TASK TO CARRY OUT: Your answer should repeat every line of the records below in which the word "header" appears.

DATA RECORDS:
########################################

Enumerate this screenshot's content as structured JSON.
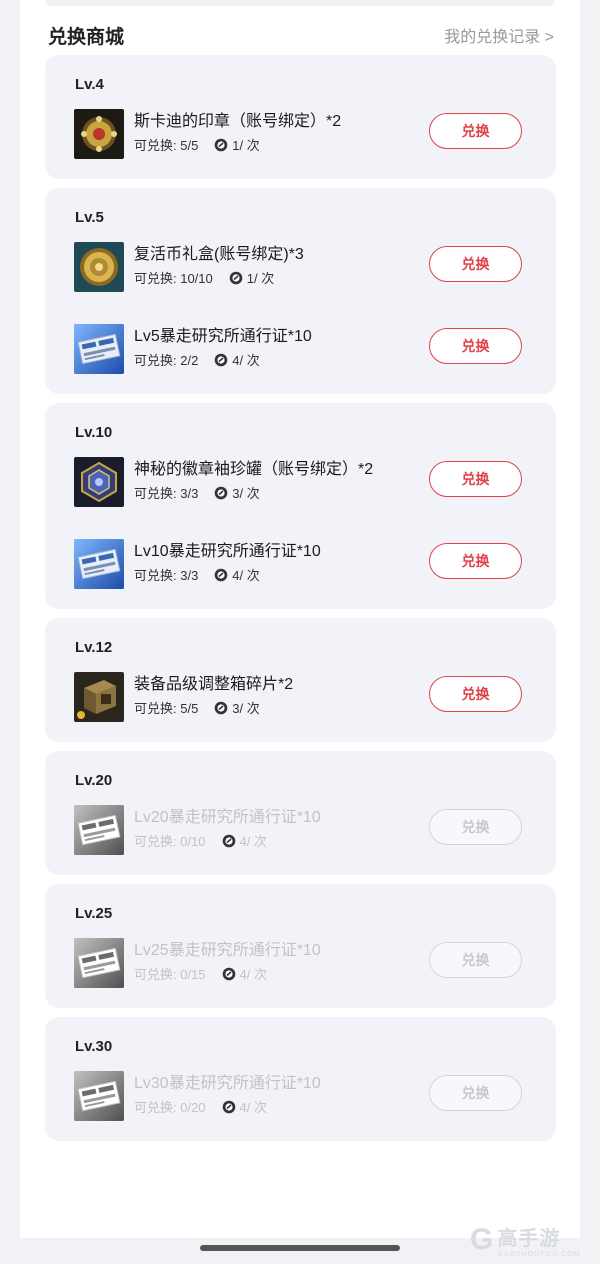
{
  "header": {
    "title": "兑换商城",
    "record_link": "我的兑换记录 >"
  },
  "coin_icon": "pass-coin-icon",
  "button_label": "兑换",
  "colors": {
    "accent": "#e0424a",
    "card_bg": "#f1f3f8",
    "disabled_text": "#c3c3c3"
  },
  "groups": [
    {
      "level": "Lv.4",
      "items": [
        {
          "name": "斯卡迪的印章（账号绑定）*2",
          "limit": "可兑换: 5/5",
          "cost": "1/ 次",
          "icon": "seal-icon",
          "enabled": true
        }
      ]
    },
    {
      "level": "Lv.5",
      "items": [
        {
          "name": "复活币礼盒(账号绑定)*3",
          "limit": "可兑换: 10/10",
          "cost": "1/ 次",
          "icon": "revive-coin-box-icon",
          "enabled": true
        },
        {
          "name": "Lv5暴走研究所通行证*10",
          "limit": "可兑换: 2/2",
          "cost": "4/ 次",
          "icon": "pass-ticket-icon",
          "enabled": true
        }
      ]
    },
    {
      "level": "Lv.10",
      "items": [
        {
          "name": "神秘的徽章袖珍罐（账号绑定）*2",
          "limit": "可兑换: 3/3",
          "cost": "3/ 次",
          "icon": "badge-jar-icon",
          "enabled": true
        },
        {
          "name": "Lv10暴走研究所通行证*10",
          "limit": "可兑换: 3/3",
          "cost": "4/ 次",
          "icon": "pass-ticket-icon",
          "enabled": true
        }
      ]
    },
    {
      "level": "Lv.12",
      "items": [
        {
          "name": "装备品级调整箱碎片*2",
          "limit": "可兑换: 5/5",
          "cost": "3/ 次",
          "icon": "equipment-box-icon",
          "enabled": true
        }
      ]
    },
    {
      "level": "Lv.20",
      "items": [
        {
          "name": "Lv20暴走研究所通行证*10",
          "limit": "可兑换: 0/10",
          "cost": "4/ 次",
          "icon": "pass-ticket-icon",
          "enabled": false
        }
      ]
    },
    {
      "level": "Lv.25",
      "items": [
        {
          "name": "Lv25暴走研究所通行证*10",
          "limit": "可兑换: 0/15",
          "cost": "4/ 次",
          "icon": "pass-ticket-icon",
          "enabled": false
        }
      ]
    },
    {
      "level": "Lv.30",
      "items": [
        {
          "name": "Lv30暴走研究所通行证*10",
          "limit": "可兑换: 0/20",
          "cost": "4/ 次",
          "icon": "pass-ticket-icon",
          "enabled": false
        }
      ]
    }
  ],
  "watermark": {
    "logo": "G",
    "name": "高手游",
    "domain": "GAOSHOUYOU.COM"
  }
}
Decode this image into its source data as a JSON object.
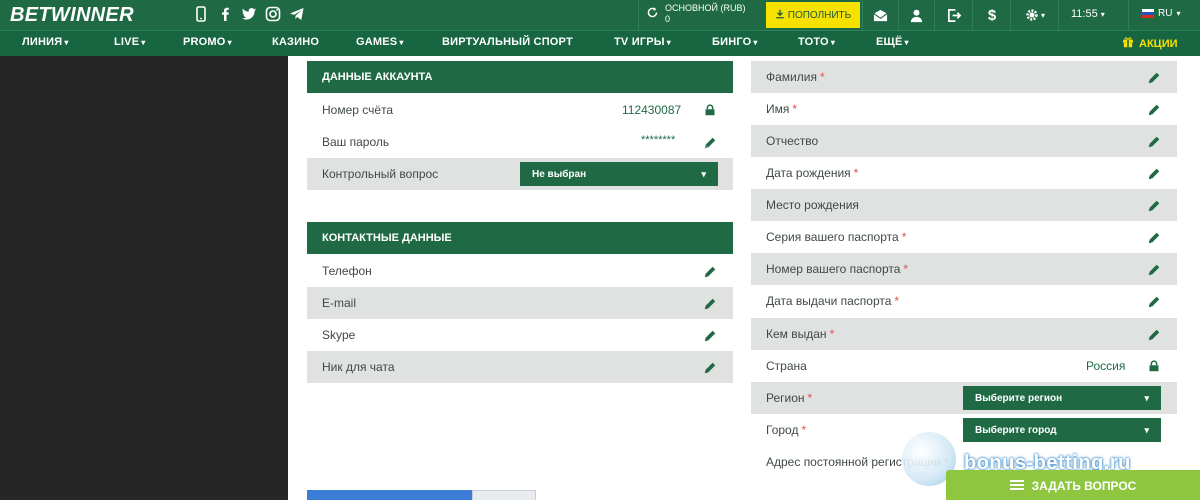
{
  "brand": {
    "part1": "BET",
    "part2": "WINNER"
  },
  "topbar": {
    "balance_label": "ОСНОВНОЙ (RUB)",
    "balance_value": "0",
    "deposit_label": "ПОПОЛНИТЬ",
    "time": "11:55",
    "lang": "RU"
  },
  "nav": {
    "items": [
      "ЛИНИЯ",
      "LIVE",
      "PROMO",
      "КАЗИНО",
      "GAMES",
      "ВИРТУАЛЬНЫЙ СПОРТ",
      "TV ИГРЫ",
      "БИНГО",
      "ТОТО",
      "ЕЩЁ"
    ],
    "promo": "АКЦИИ"
  },
  "account": {
    "header": "ДАННЫЕ АККАУНТА",
    "account_number_label": "Номер счёта",
    "account_number_value": "112430087",
    "password_label": "Ваш пароль",
    "password_value": "********",
    "security_question_label": "Контрольный вопрос",
    "security_question_value": "Не выбран"
  },
  "contacts": {
    "header": "КОНТАКТНЫЕ ДАННЫЕ",
    "phone_label": "Телефон",
    "email_label": "E-mail",
    "skype_label": "Skype",
    "nick_label": "Ник для чата"
  },
  "personal": {
    "surname_label": "Фамилия",
    "name_label": "Имя",
    "patronymic_label": "Отчество",
    "birthdate_label": "Дата рождения",
    "birthplace_label": "Место рождения",
    "passport_series_label": "Серия вашего паспорта",
    "passport_number_label": "Номер вашего паспорта",
    "passport_date_label": "Дата выдачи паспорта",
    "issued_by_label": "Кем выдан",
    "country_label": "Страна",
    "country_value": "Россия",
    "region_label": "Регион",
    "region_placeholder": "Выберите регион",
    "city_label": "Город",
    "city_placeholder": "Выберите город",
    "address_label": "Адрес постоянной регистрации"
  },
  "required_mark": "*",
  "support_label": "ЗАДАТЬ ВОПРОС",
  "watermark": "bonus-betting.ru",
  "colors": {
    "brand_green": "#1f6a45",
    "accent_yellow": "#f6e100",
    "support_green": "#8ec63f"
  }
}
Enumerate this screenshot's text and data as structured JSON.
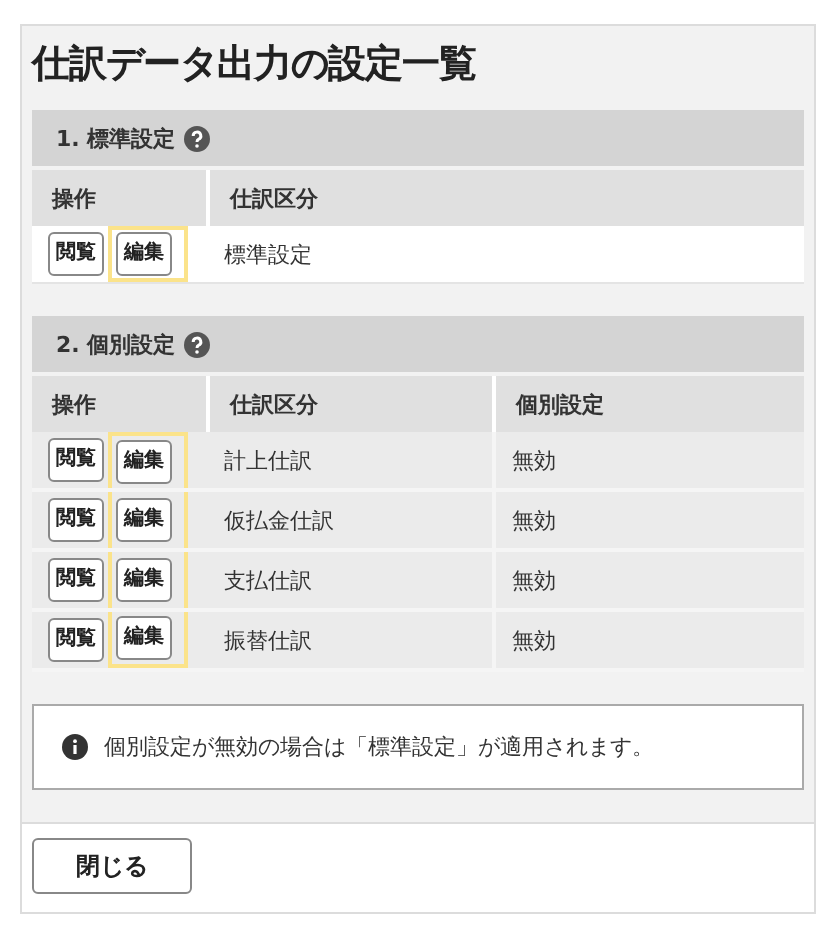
{
  "title": "仕訳データ出力の設定一覧",
  "sections": [
    {
      "heading": "1. 標準設定",
      "help": true,
      "highlight_edit_column": true,
      "columns": [
        "操作",
        "仕訳区分"
      ],
      "rows": [
        {
          "cells": [
            {
              "kind": "actions",
              "buttons": [
                "閲覧",
                "編集"
              ]
            },
            {
              "kind": "text",
              "text": "標準設定"
            }
          ]
        }
      ]
    },
    {
      "heading": "2. 個別設定",
      "help": true,
      "highlight_edit_column": true,
      "columns": [
        "操作",
        "仕訳区分",
        "個別設定"
      ],
      "rows": [
        {
          "cells": [
            {
              "kind": "actions",
              "buttons": [
                "閲覧",
                "編集"
              ]
            },
            {
              "kind": "text",
              "text": "計上仕訳"
            },
            {
              "kind": "text",
              "text": "無効"
            }
          ]
        },
        {
          "cells": [
            {
              "kind": "actions",
              "buttons": [
                "閲覧",
                "編集"
              ]
            },
            {
              "kind": "text",
              "text": "仮払金仕訳"
            },
            {
              "kind": "text",
              "text": "無効"
            }
          ]
        },
        {
          "cells": [
            {
              "kind": "actions",
              "buttons": [
                "閲覧",
                "編集"
              ]
            },
            {
              "kind": "text",
              "text": "支払仕訳"
            },
            {
              "kind": "text",
              "text": "無効"
            }
          ]
        },
        {
          "cells": [
            {
              "kind": "actions",
              "buttons": [
                "閲覧",
                "編集"
              ]
            },
            {
              "kind": "text",
              "text": "振替仕訳"
            },
            {
              "kind": "text",
              "text": "無効"
            }
          ]
        }
      ]
    }
  ],
  "notice": "個別設定が無効の場合は「標準設定」が適用されます。",
  "close_button": "閉じる"
}
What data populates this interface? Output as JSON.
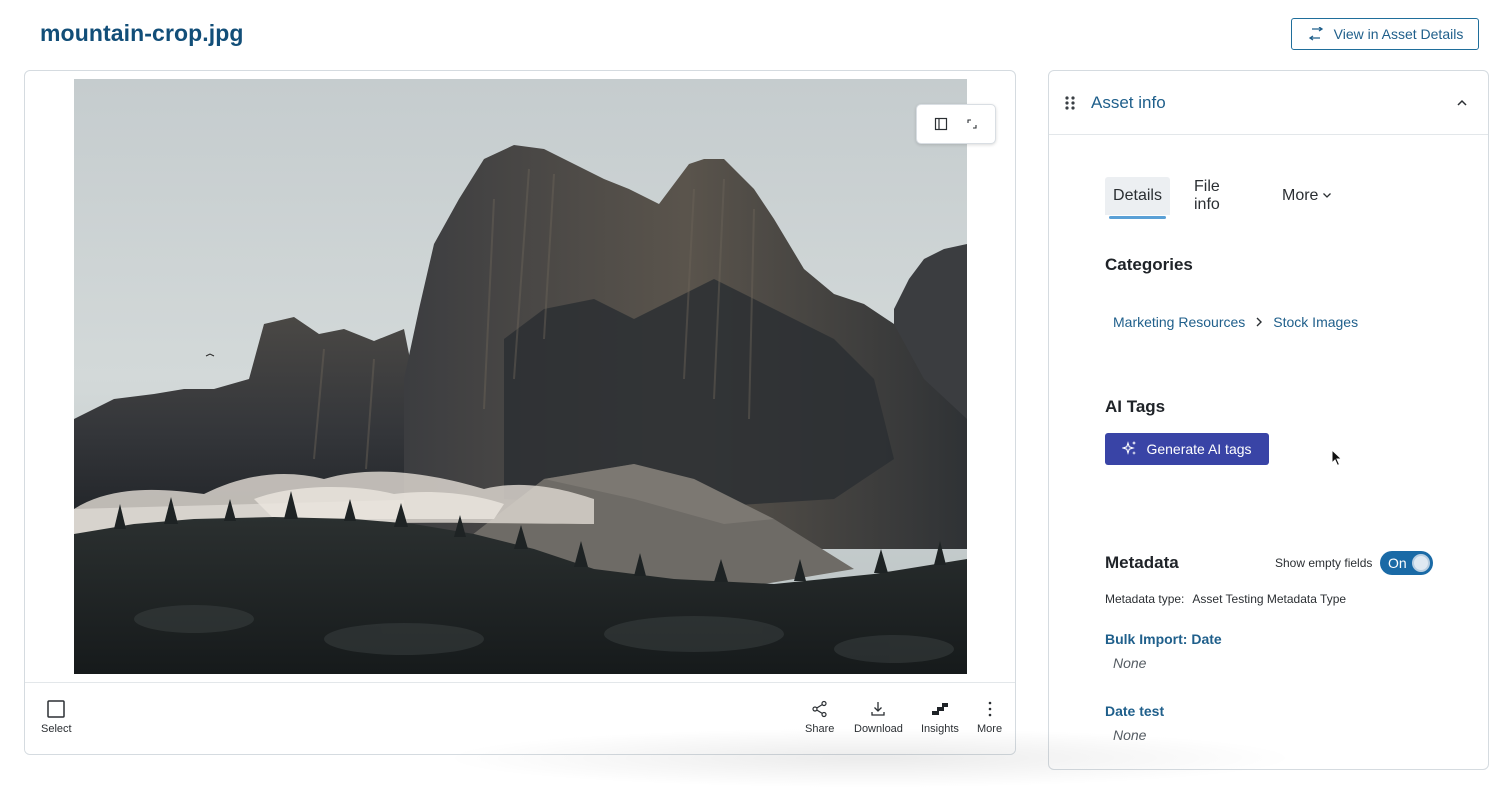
{
  "header": {
    "title": "mountain-crop.jpg",
    "view_details_label": "View in Asset Details"
  },
  "preview": {
    "image_alt": "Rocky mountain peaks with low clouds",
    "view_controls": [
      "panel-icon",
      "fit-screen-icon"
    ],
    "toolbar": {
      "select_label": "Select",
      "share_label": "Share",
      "download_label": "Download",
      "insights_label": "Insights",
      "more_label": "More"
    }
  },
  "panel": {
    "title": "Asset info",
    "tabs": [
      {
        "label": "Details",
        "active": true
      },
      {
        "label": "File info",
        "active": false
      },
      {
        "label": "More",
        "active": false
      }
    ],
    "categories": {
      "heading": "Categories",
      "path": [
        "Marketing Resources",
        "Stock Images"
      ]
    },
    "ai_tags": {
      "heading": "AI Tags",
      "button_label": "Generate AI tags"
    },
    "metadata": {
      "heading": "Metadata",
      "show_empty_label": "Show empty fields",
      "toggle_label": "On",
      "type_label": "Metadata type:",
      "type_value": "Asset Testing Metadata Type",
      "fields": [
        {
          "label": "Bulk Import: Date",
          "value": "None"
        },
        {
          "label": "Date test",
          "value": "None"
        }
      ]
    }
  },
  "colors": {
    "title": "#124e78",
    "link": "#1f5f8b",
    "primary_button": "#3944a6",
    "toggle_on": "#1a6aa6"
  }
}
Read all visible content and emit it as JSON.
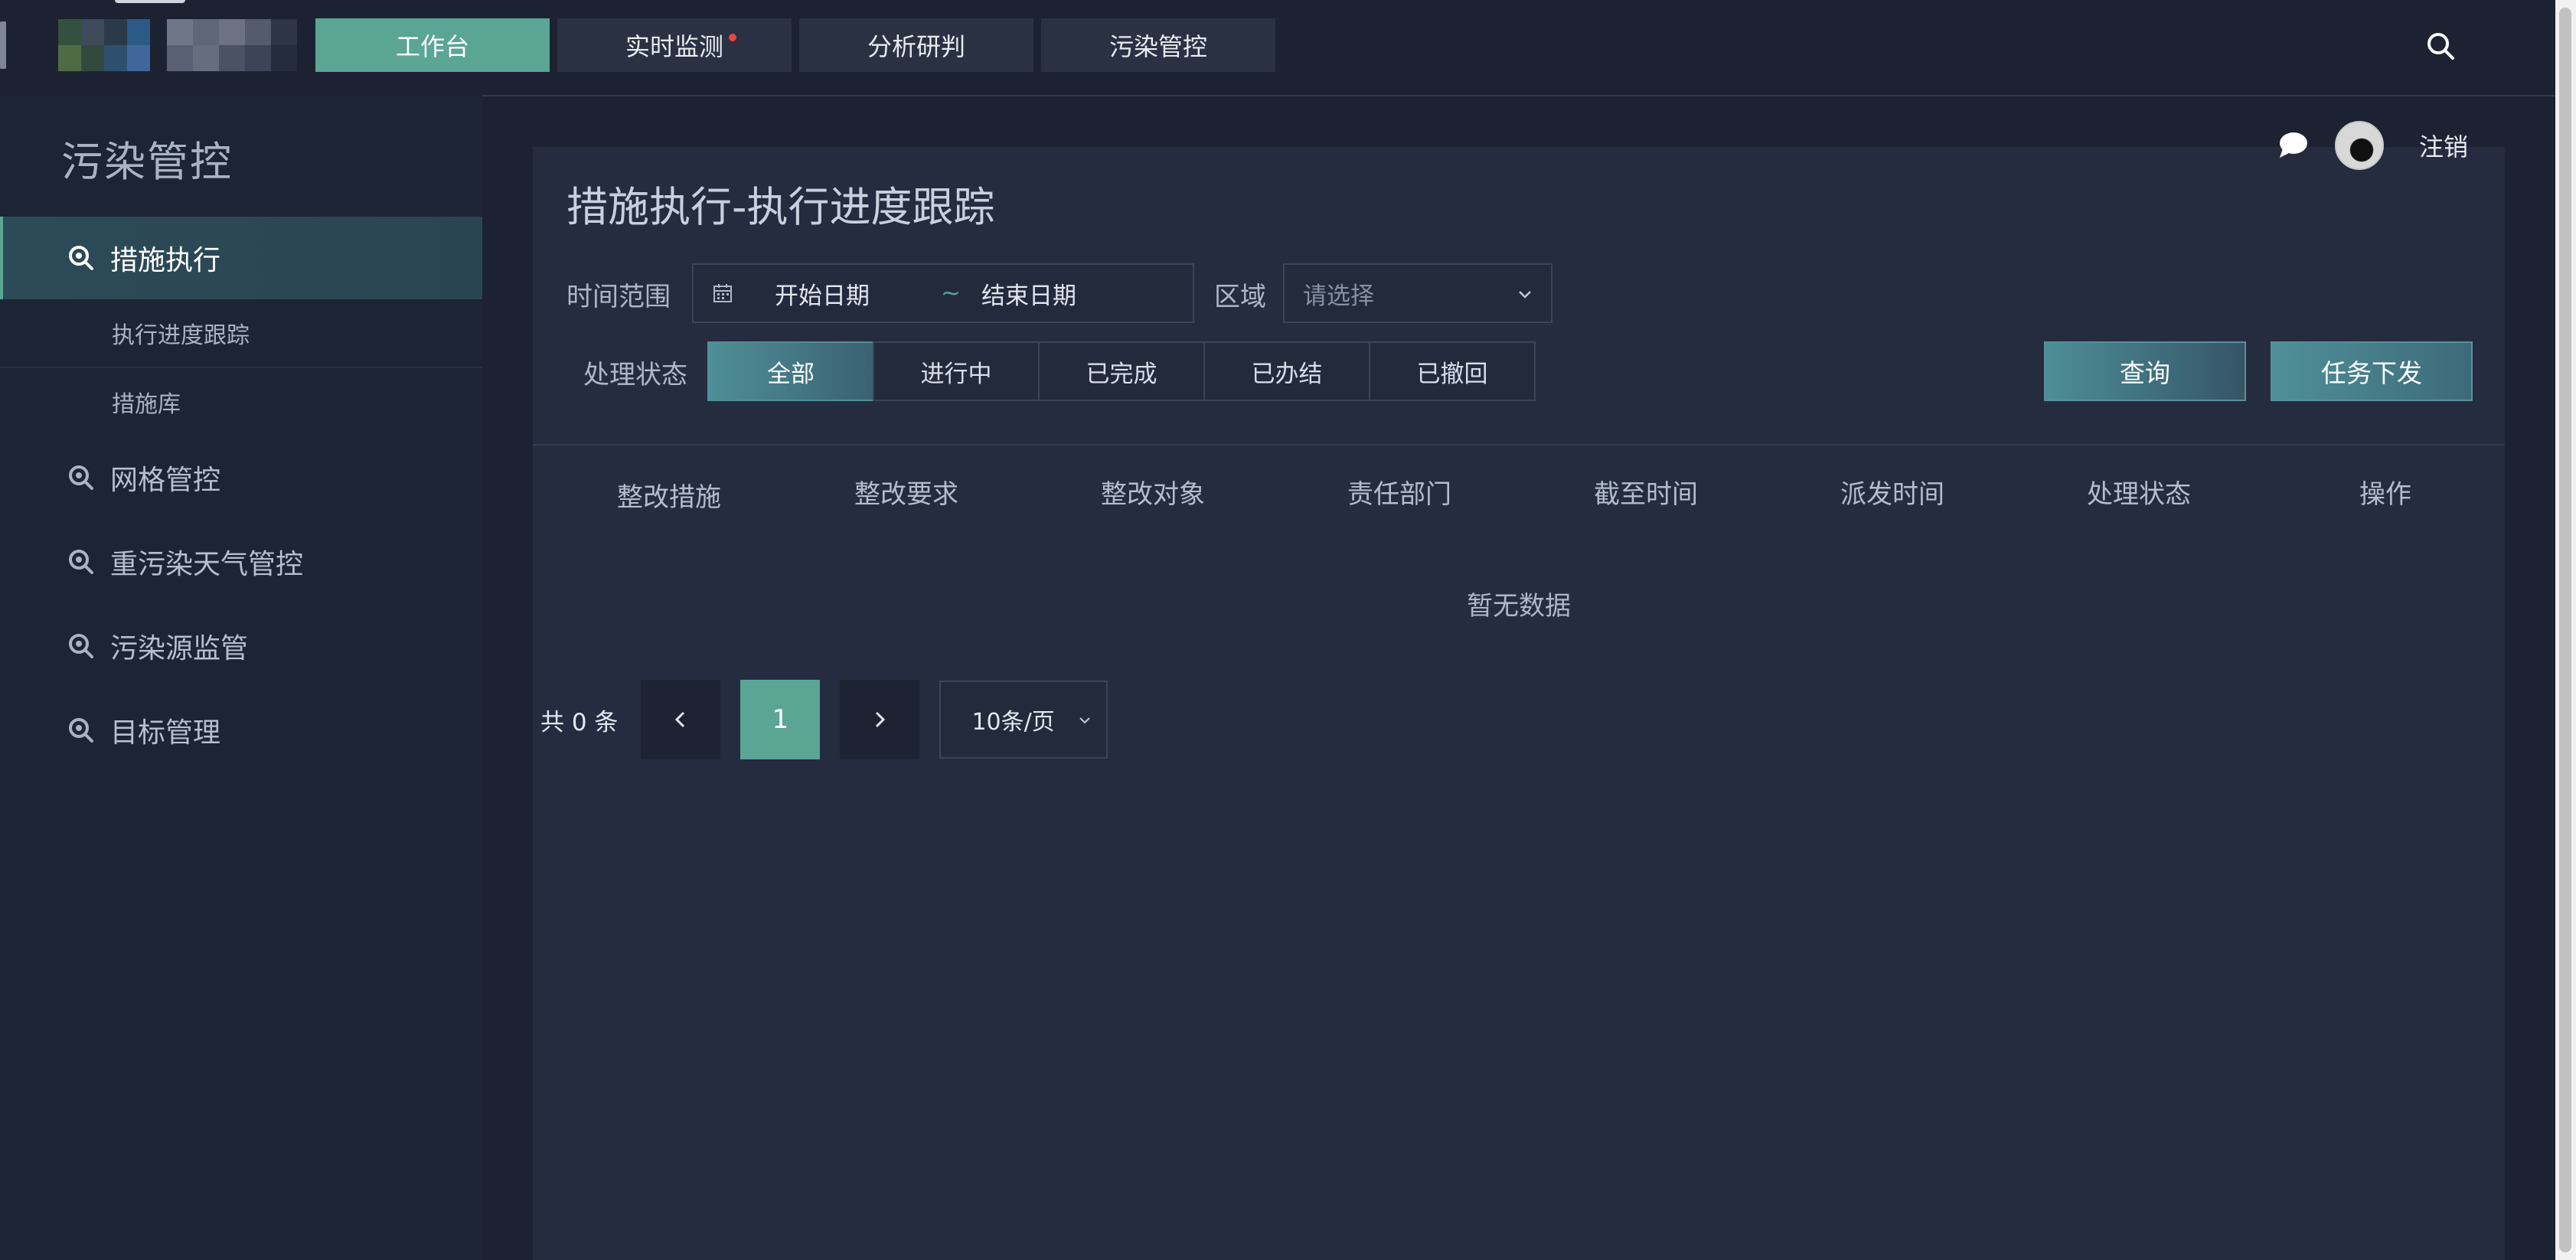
{
  "nav": {
    "tabs": [
      {
        "label": "工作台",
        "active": true
      },
      {
        "label": "实时监测",
        "active": false,
        "has_dot": true
      },
      {
        "label": "分析研判",
        "active": false
      },
      {
        "label": "污染管控",
        "active": false
      }
    ]
  },
  "sidebar": {
    "title": "污染管控",
    "items": [
      {
        "label": "措施执行",
        "icon": "search-target-icon",
        "active": true,
        "children": [
          {
            "label": "执行进度跟踪"
          },
          {
            "label": "措施库"
          }
        ]
      },
      {
        "label": "网格管控",
        "icon": "search-target-icon"
      },
      {
        "label": "重污染天气管控",
        "icon": "search-target-icon"
      },
      {
        "label": "污染源监管",
        "icon": "search-target-icon"
      },
      {
        "label": "目标管理",
        "icon": "search-target-icon"
      }
    ]
  },
  "user": {
    "logout_label": "注销"
  },
  "page": {
    "title": "措施执行-执行进度跟踪",
    "filters": {
      "time_range_label": "时间范围",
      "start_placeholder": "开始日期",
      "separator": "~",
      "end_placeholder": "结束日期",
      "region_label": "区域",
      "region_placeholder": "请选择",
      "status_label": "处理状态",
      "status_options": [
        "全部",
        "进行中",
        "已完成",
        "已办结",
        "已撤回"
      ],
      "status_selected": "全部"
    },
    "buttons": {
      "query": "查询",
      "dispatch": "任务下发"
    },
    "table": {
      "columns": [
        "整改措施",
        "整改要求",
        "整改对象",
        "责任部门",
        "截至时间",
        "派发时间",
        "处理状态",
        "操作"
      ],
      "rows": [],
      "empty_text": "暂无数据"
    },
    "pagination": {
      "total_text": "共 0 条",
      "current_page": "1",
      "page_size": "10条/页"
    }
  },
  "colors": {
    "accent": "#5aa594",
    "background": "#1c2232",
    "panel": "#252c40",
    "alert_dot": "#e8463c"
  }
}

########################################

EXERCISE RESPONSE:
  "header": {
    "header": "ДАННЫЕ АККАУНТА",
    "header": "КОНТАКТНЫЕ ДАННЫЕ",
  "header": {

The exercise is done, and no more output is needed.